The loss of someone as singularly talented as Gelbart is bad enough in itself, but it also is a reminder of how the quality of writing for television in particular has declined over the decades. Gelbart wrote for the “Duffy’s Tavern” radio series, for Bob Hope, and for Red Buttons, and he was a member of the legendary stable of writers on Sid Caesar’s television show. Most writers today don’t have that kind of background, but that’s what Gelbart brought to “M*A*S*H” and “Tootsie” and “Oh, God,” and “Sly Fox” and “A Funny Thing Happened on the Way to the Forum.”
Back when I was still considered employable, I wrote a column taking note of the death of Gretchen Wyler, whom I did know and admired very much both as an actress and as a human being. We had seen Gretchen in “Sly Fox” when the cast included Vincent Gardenia and Jack Gilford, and I mentioned that in the column. I don’t know how Larry Gelbart found out about it, but he sent me two e-mail messages thanking me for remembering Gretchen and expressing his own respect and affection for her. The fact that Gelbart, when there was nothing in it for him, took the trouble to respond to a relatively obscure writer spoke to his loyalty as a friend and colleague.
Larry Gelbart was 81. A detailed obituary is at this link:
March 20, 2009

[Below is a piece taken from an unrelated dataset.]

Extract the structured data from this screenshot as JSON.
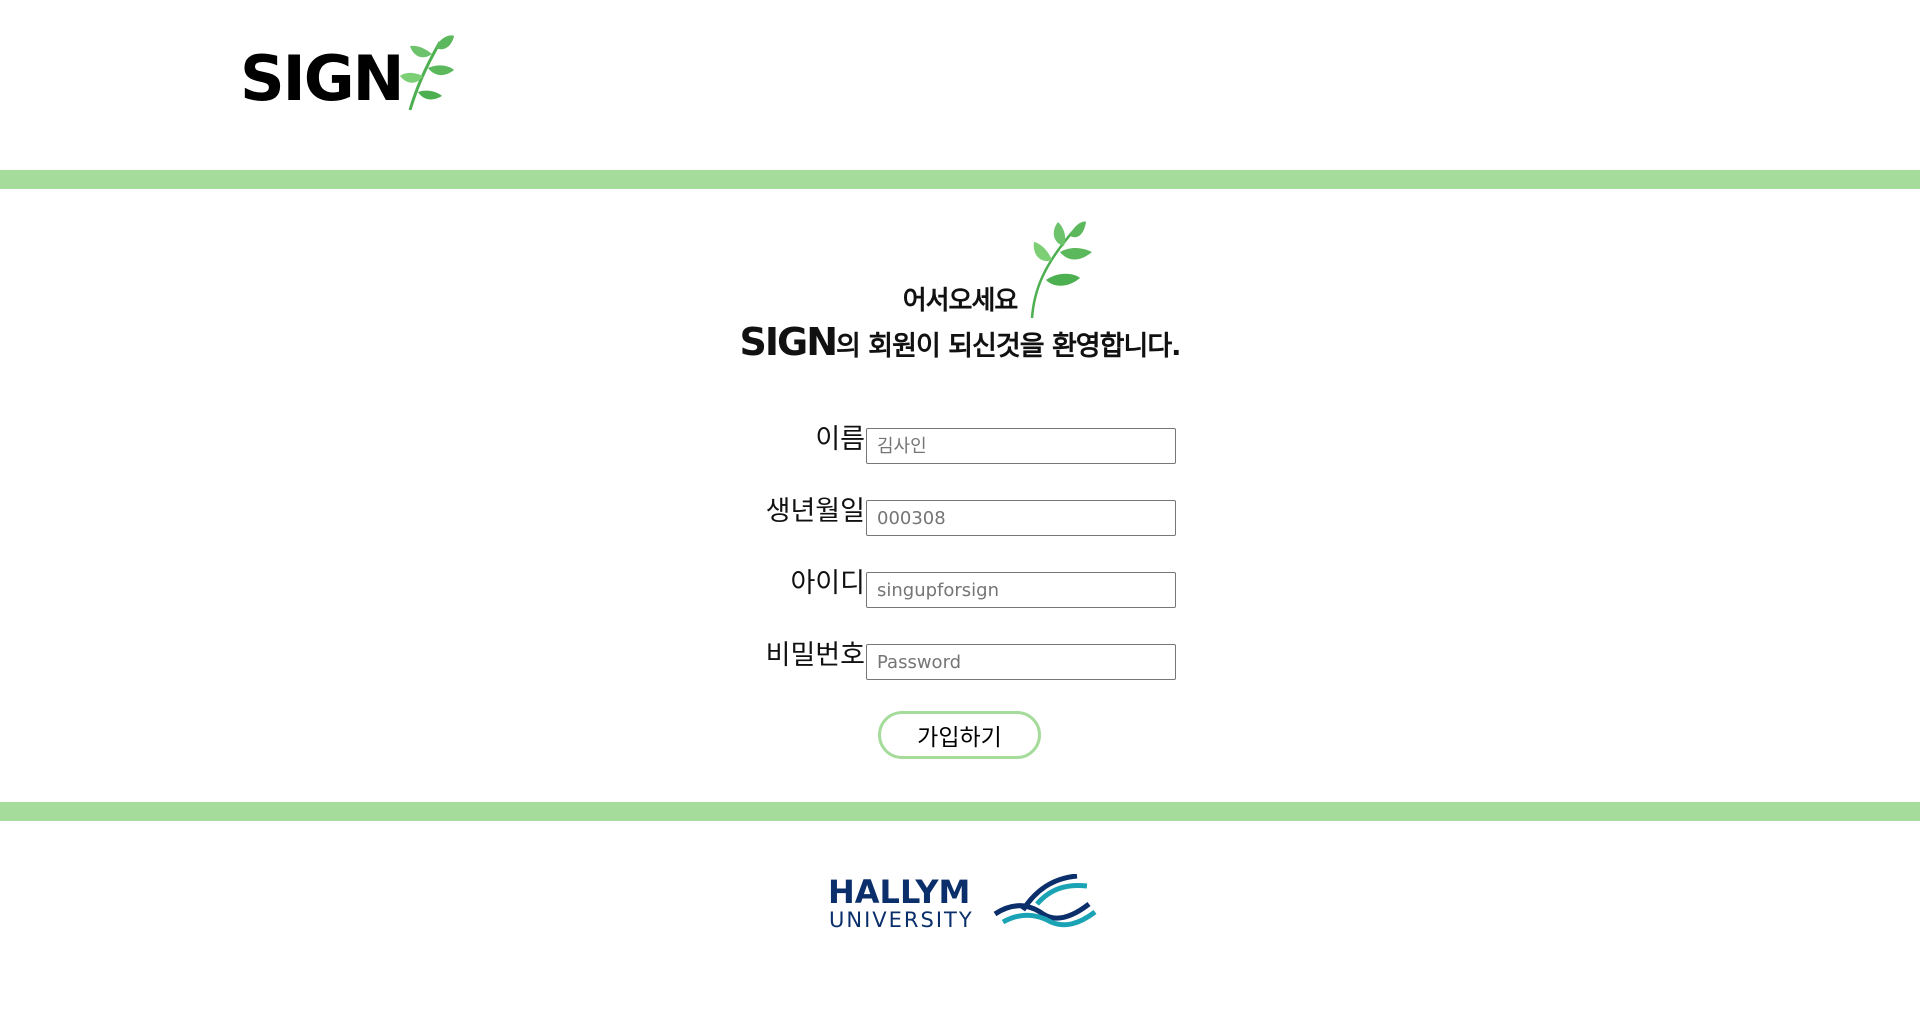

The television networks are getting impatient with President Obama’s requests for prime time. He’s holding a press conference on Tuesday, and that will mean – among other things – that “American Idol” will have to shift to a Wednesday-Thursday schedule. More than that, the networks will again lose top-dollar revenue that they can never recoup. Doesn’t the economic recovery program apply to them, they ask. I had a fleeting thought that the problem could be solved simply by moving Obama’s prime-time appearances off the major networks; that would separate the men from the boys, as it were, when Neilsen reported how the president did when he was up against Adam Lambert. I’d like to cast the networks as villains in this, but I can see their point even if I don’t think their revenues are more important than a public well informed on what the president is thinking in the present circumstances. I don’t have to balance their books. What concerns me more is that Obama is already overexposed, and the public may get weary of him and stop listening in the same way that it stopped paying attention to the color-coded terrorism alerts from the previous administration. As it is, expectations were unreasonably high when he took office, and the weeks since then have disabused most people from thinking they’ll see postive results overnight or in a week or a month or a year. His live TV appearances – especially following on an administration that avoided such exposure – may still be raising expectations, but that is likely to wear off. I read somewhere today that Obama is considering a series of much shorter appearances – something along the lines of Franklin Roosevelt’s radio addresses.
That reminds me of the movie “Room Service” and a scene in which Groucho Marx is trying to convince a playwright to go home to Oswego, appealing to the young man to picture his mother waiting by the fireside. “We don’t have a fireside,” the playwright says. “No fireside?” says Groucho. “How do you listen to the president’s speeches?”